A quote by Death shows how confused he is by human nature “In my job I am always finding humans at their best and their worst. I see their ugliness and their beauty, and I wonder how the same thing can be both’. Everywhere in the world, you see the same mix of people, some are kind and compassionate, others are violent and prejudiced. But everyone has elements of each, none are perfect and nor are they entirely bad.
I can say that can connect with this film on a personal level, I have had family that has gone through very similar situations as Liesl in Germany. My grandma (Oma) grew up during the era of the Nazis and Hitler was a similar age to Leisl during the war and had a younger brother. Both of them were forced to join the Hitler youth, in those days very few children did not join as they would end up being targeted by anyone who followed Hitler. Children who grew up in those days in a Nazi-dominated society were taught that Hitler was godlike, the war was the answer, Jews and communist were to blame for many of Germanys problems.

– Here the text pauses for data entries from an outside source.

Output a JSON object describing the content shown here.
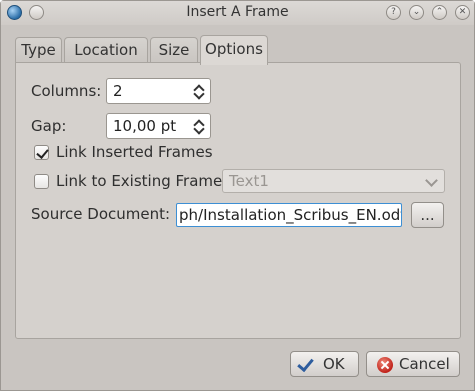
{
  "window": {
    "title": "Insert A Frame"
  },
  "titlebar_buttons": [
    "?",
    "⌄",
    "⌃",
    "✕"
  ],
  "tabs": [
    {
      "label": "Type"
    },
    {
      "label": "Location"
    },
    {
      "label": "Size"
    },
    {
      "label": "Options"
    }
  ],
  "active_tab": "Options",
  "options": {
    "columns_label": "Columns:",
    "columns_value": "2",
    "gap_label": "Gap:",
    "gap_value": "10,00 pt",
    "link_inserted_label": "Link Inserted Frames",
    "link_inserted_checked": true,
    "link_existing_label": "Link to Existing Frame",
    "link_existing_checked": false,
    "existing_frame_value": "Text1",
    "source_document_label": "Source Document:",
    "source_document_value": "ph/Installation_Scribus_EN.odt",
    "browse_label": "..."
  },
  "buttons": {
    "ok_label": "OK",
    "cancel_label": "Cancel"
  },
  "colors": {
    "window_bg": "#c9c5c1",
    "focus_border": "#3d8fd4",
    "ok_icon": "#2e5d9e",
    "cancel_icon": "#c0221a"
  }
}
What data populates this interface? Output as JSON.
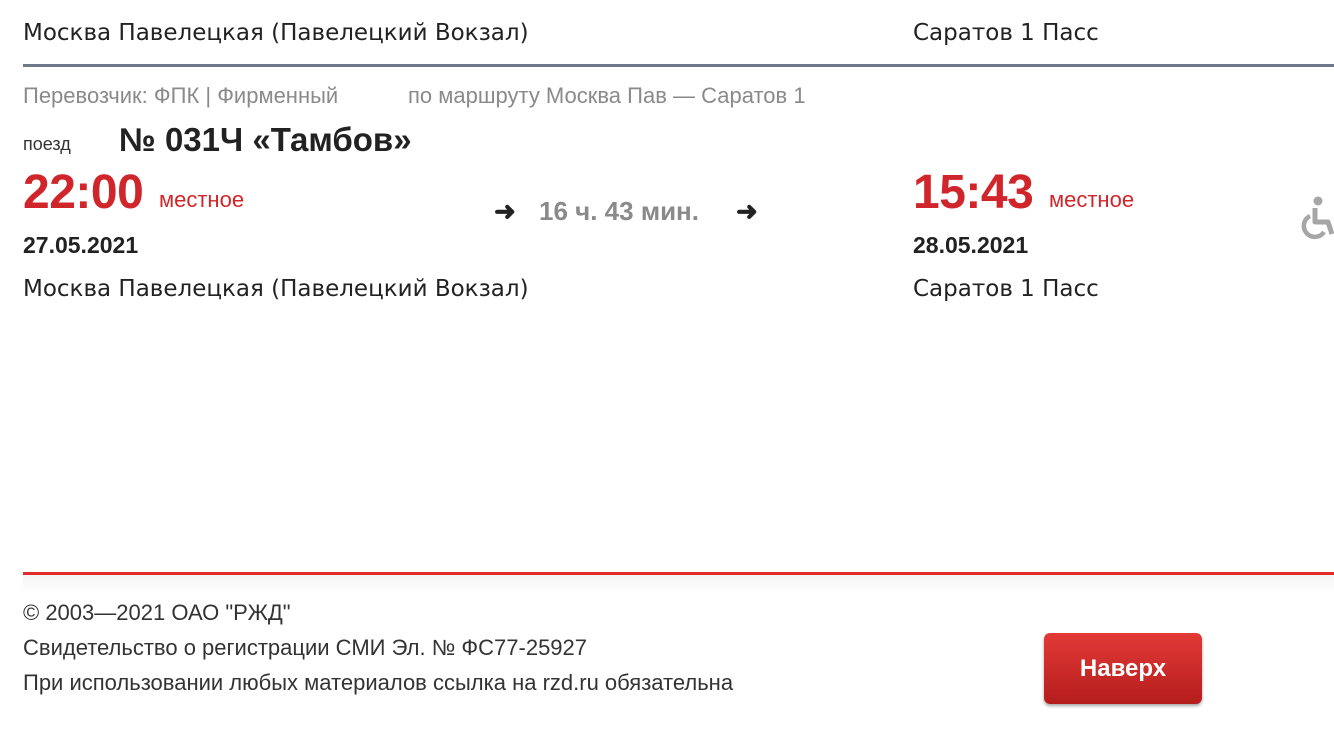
{
  "prev_card": {
    "from_station": "Москва Павелецкая (Павелецкий Вокзал)",
    "to_station": "Саратов 1 Пасс"
  },
  "train": {
    "carrier": "Перевозчик: ФПК | Фирменный",
    "route": "по маршруту Москва Пав — Саратов 1",
    "label": "поезд",
    "number": "№ 031Ч «Тамбов»",
    "departure": {
      "time": "22:00",
      "time_note": "местное",
      "date": "27.05.2021",
      "station": "Москва Павелецкая (Павелецкий Вокзал)"
    },
    "duration": "16 ч. 43 мин.",
    "arrival": {
      "time": "15:43",
      "time_note": "местное",
      "date": "28.05.2021",
      "station": "Саратов 1 Пасс"
    },
    "accessibility_icon": "wheelchair-icon"
  },
  "footer": {
    "copyright": "© 2003—2021  ОАО \"РЖД\"",
    "registration": "Свидетельство о регистрации СМИ Эл. № ФС77-25927",
    "notice": "При использовании любых материалов ссылка на rzd.ru обязательна",
    "top_button": "Наверх"
  },
  "colors": {
    "accent_red": "#d0262b",
    "divider_gray": "#6e7a8a"
  }
}
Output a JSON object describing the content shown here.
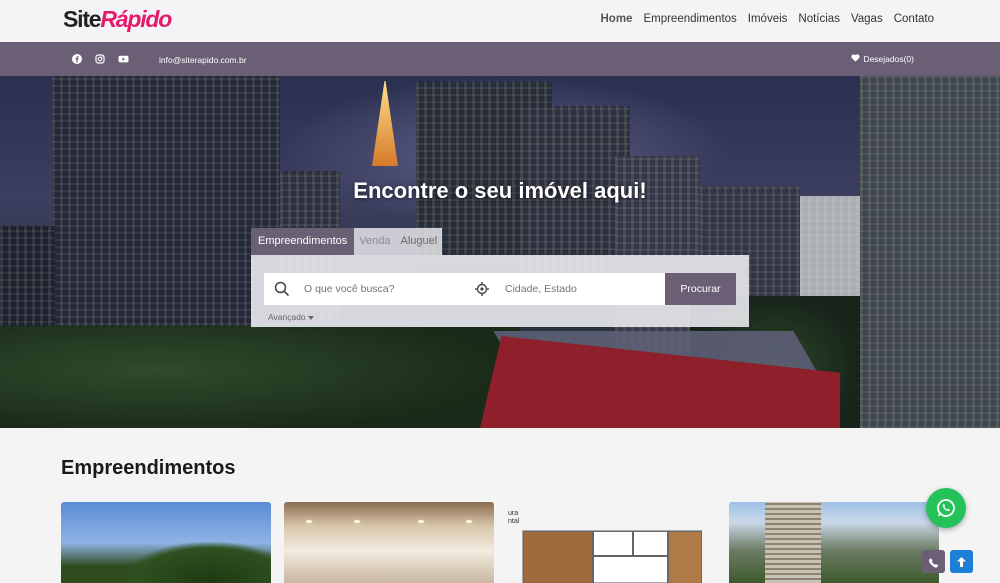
{
  "brand": {
    "part1": "Site",
    "part2": "Rápido"
  },
  "nav": {
    "items": [
      "Home",
      "Empreendimentos",
      "Imóveis",
      "Notícias",
      "Vagas",
      "Contato"
    ]
  },
  "topbar": {
    "social_icons": [
      "facebook-icon",
      "instagram-icon",
      "youtube-icon"
    ],
    "email": "info@siterapido.com.br",
    "wishlist_label": "Desejados(0)"
  },
  "hero": {
    "title": "Encontre o seu imóvel aqui!",
    "tabs": [
      "Empreendimentos",
      "Venda",
      "Aluguel"
    ],
    "active_tab": "Empreendimentos",
    "search_placeholder": "O que você busca?",
    "location_placeholder": "Cidade, Estado",
    "search_button": "Procurar",
    "advanced_label": "Avançado"
  },
  "section": {
    "title": "Empreendimentos"
  },
  "card_plan_label": [
    "ura",
    "ntal"
  ],
  "colors": {
    "accent": "#6a5f75",
    "brand": "#e6196b",
    "whatsapp": "#25c25a",
    "scroll_top": "#1e7fd6"
  }
}
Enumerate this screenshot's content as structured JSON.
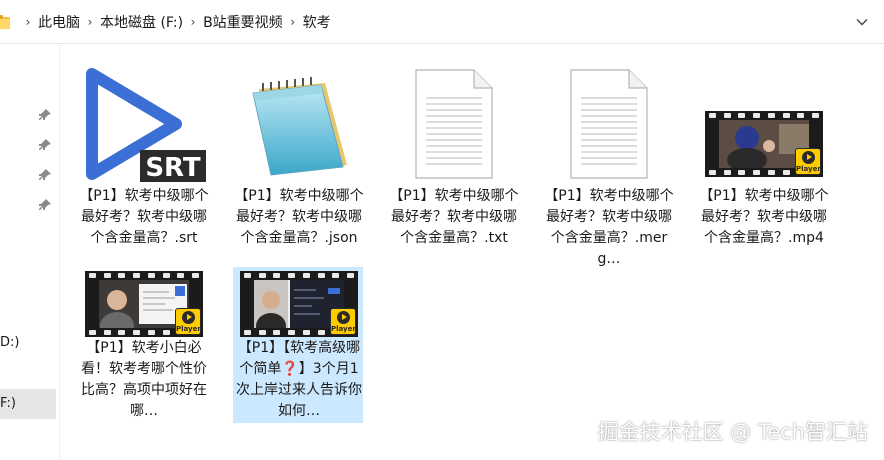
{
  "address_bar": {
    "crumbs": [
      "此电脑",
      "本地磁盘 (F:)",
      "B站重要视频",
      "软考"
    ]
  },
  "nav_pane": {
    "items": [
      "D:)",
      "F:)"
    ],
    "selected": "F:)"
  },
  "files": [
    {
      "name": "【P1】软考中级哪个最好考？软考中级哪个含金量高？.srt",
      "type": "srt",
      "icon": "srt-play-icon",
      "badge": "SRT"
    },
    {
      "name": "【P1】软考中级哪个最好考？软考中级哪个含金量高？.json",
      "type": "json",
      "icon": "notepad-icon"
    },
    {
      "name": "【P1】软考中级哪个最好考？软考中级哪个含金量高？.txt",
      "type": "txt",
      "icon": "document-icon"
    },
    {
      "name": "【P1】软考中级哪个最好考？软考中级哪个含金量高？.merg…",
      "type": "merge",
      "icon": "document-icon"
    },
    {
      "name": "【P1】软考中级哪个最好考？软考中级哪个含金量高？.mp4",
      "type": "mp4",
      "icon": "video-thumbnail",
      "badge": "Player"
    },
    {
      "name": "【P1】软考小白必看！软考考哪个性价比高？高项中项好在哪…",
      "type": "mp4",
      "icon": "video-thumbnail",
      "badge": "Player"
    },
    {
      "name": "【P1】【软考高级哪个简单❓】3个月1次上岸过来人告诉你如何…",
      "type": "mp4",
      "icon": "video-thumbnail",
      "badge": "Player",
      "selected": true
    }
  ],
  "watermark": "掘金技术社区 @ Tech智汇站",
  "colors": {
    "selection": "#cce8ff",
    "nav_selection": "#e5e5e5",
    "srt_blue": "#3b6fd6",
    "player_yellow": "#ffcc00"
  }
}
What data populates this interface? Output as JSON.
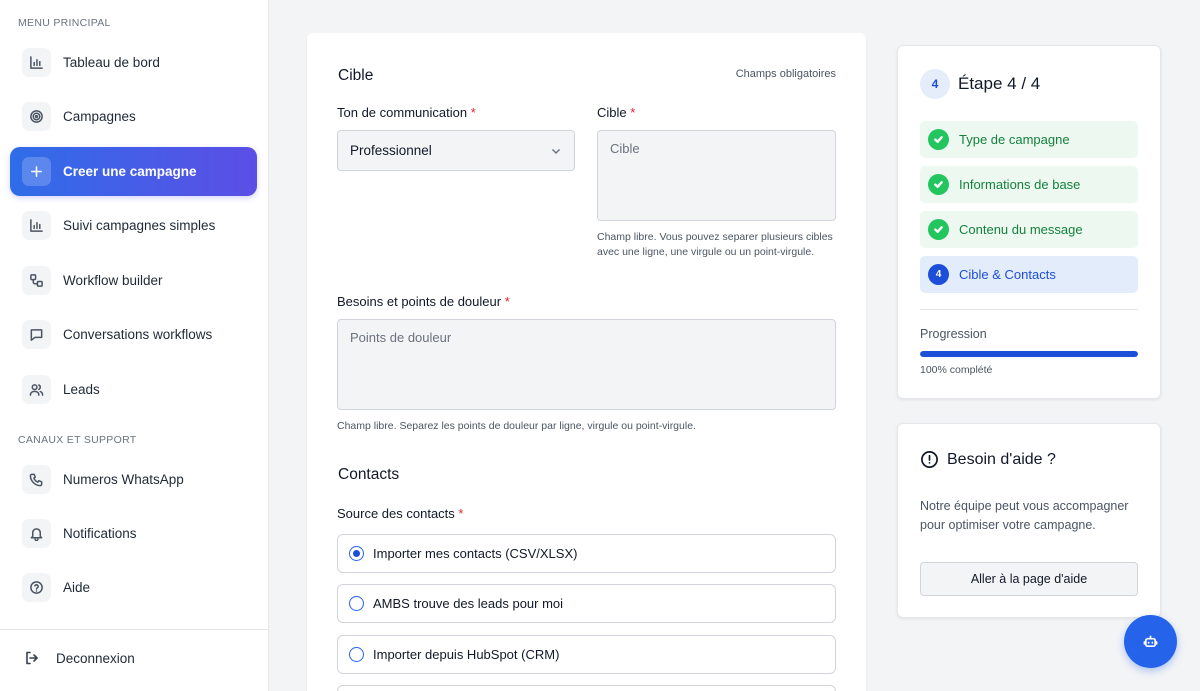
{
  "sidebar": {
    "section_main": "MENU PRINCIPAL",
    "section_support": "CANAUX ET SUPPORT",
    "items": [
      {
        "label": "Tableau de bord",
        "icon": "bar-chart-icon"
      },
      {
        "label": "Campagnes",
        "icon": "target-icon"
      },
      {
        "label": "Creer une campagne",
        "icon": "plus-icon"
      },
      {
        "label": "Suivi campagnes simples",
        "icon": "bar-chart-icon"
      },
      {
        "label": "Workflow builder",
        "icon": "workflow-icon"
      },
      {
        "label": "Conversations workflows",
        "icon": "message-icon"
      },
      {
        "label": "Leads",
        "icon": "users-icon"
      }
    ],
    "support_items": [
      {
        "label": "Numeros WhatsApp",
        "icon": "phone-icon"
      },
      {
        "label": "Notifications",
        "icon": "bell-icon"
      },
      {
        "label": "Aide",
        "icon": "help-circle-icon"
      }
    ],
    "logout_label": "Deconnexion"
  },
  "form": {
    "section_target": "Cible",
    "required_note": "Champs obligatoires",
    "tone_label": "Ton de communication",
    "tone_value": "Professionnel",
    "target_label": "Cible",
    "target_placeholder": "Cible",
    "target_help": "Champ libre. Vous pouvez separer plusieurs cibles avec une ligne, une virgule ou un point-virgule.",
    "pain_label": "Besoins et points de douleur",
    "pain_placeholder": "Points de douleur",
    "pain_help": "Champ libre. Separez les points de douleur par ligne, virgule ou point-virgule.",
    "required_star": "*",
    "section_contacts": "Contacts",
    "source_label": "Source des contacts",
    "sources": [
      {
        "label": "Importer mes contacts (CSV/XLSX)",
        "checked": true
      },
      {
        "label": "AMBS trouve des leads pour moi",
        "checked": false
      },
      {
        "label": "Importer depuis HubSpot (CRM)",
        "checked": false
      }
    ]
  },
  "steps": {
    "badge": "4",
    "title": "Étape 4 / 4",
    "items": [
      {
        "label": "Type de campagne",
        "done": true
      },
      {
        "label": "Informations de base",
        "done": true
      },
      {
        "label": "Contenu du message",
        "done": true
      },
      {
        "label": "Cible & Contacts",
        "done": false,
        "number": "4"
      }
    ],
    "progress_label": "Progression",
    "progress_value": 1.0,
    "progress_text": "100% complété"
  },
  "help": {
    "title": "Besoin d'aide ?",
    "description": "Notre équipe peut vous accompagner pour optimiser votre campagne.",
    "button": "Aller à la page d'aide"
  },
  "colors": {
    "accent": "#1d4ed8",
    "gradient_start": "#2f6de8",
    "gradient_end": "#5c4ee6",
    "success": "#22c55e"
  }
}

When Oma was growing up in Germany she had an auntie who had mild down syndrome and was living a happy life with her family. Because of Hitler’s policies and rules, her family was forcefully persuaded to put Oma’s auntie in a home to be with people similar to her. Within 6 months Oma’s auntie died as did so many others like her. The authorities told the family she died because of a disease outbreak, but still today my grandma believes different.
Having had family that has gone through the time of Hitler’s rule I know that it is very hard to put aside everything you have been taught as a child. When Germany lost the war and the allies took power over different parts of the country, the Germans and the children that had grown up during this time were told that everything they were taught, everything they ever knew from Hitler and the Nazis was not only wrong but evil.
A clever technique used from the beginning is the use of German language and actors. It gives a real sense of place and time. All the singing and swearing is in German.
Another is the contrast between beauty and violence. When the Nazis are smashing windows and dragging Jews from their homes on Kristall Nacht, there is a chorus of children singing in the background, providing a sweet sound against the action we are watching. Again on Hitlers birthday, the crowd are singing as books are being thrown onto the fire. Hans plays the accordion in the air raid shelter as bombs are falling outside.
Using Death as a commentator is very effective. It’s very hard not to feel emotional when Death starts speaking. You can feel that something tragic is about to happen. You know what Death represents and his somber voice add to a feeling of dread. Especially as you have grown to know the characters and their stories.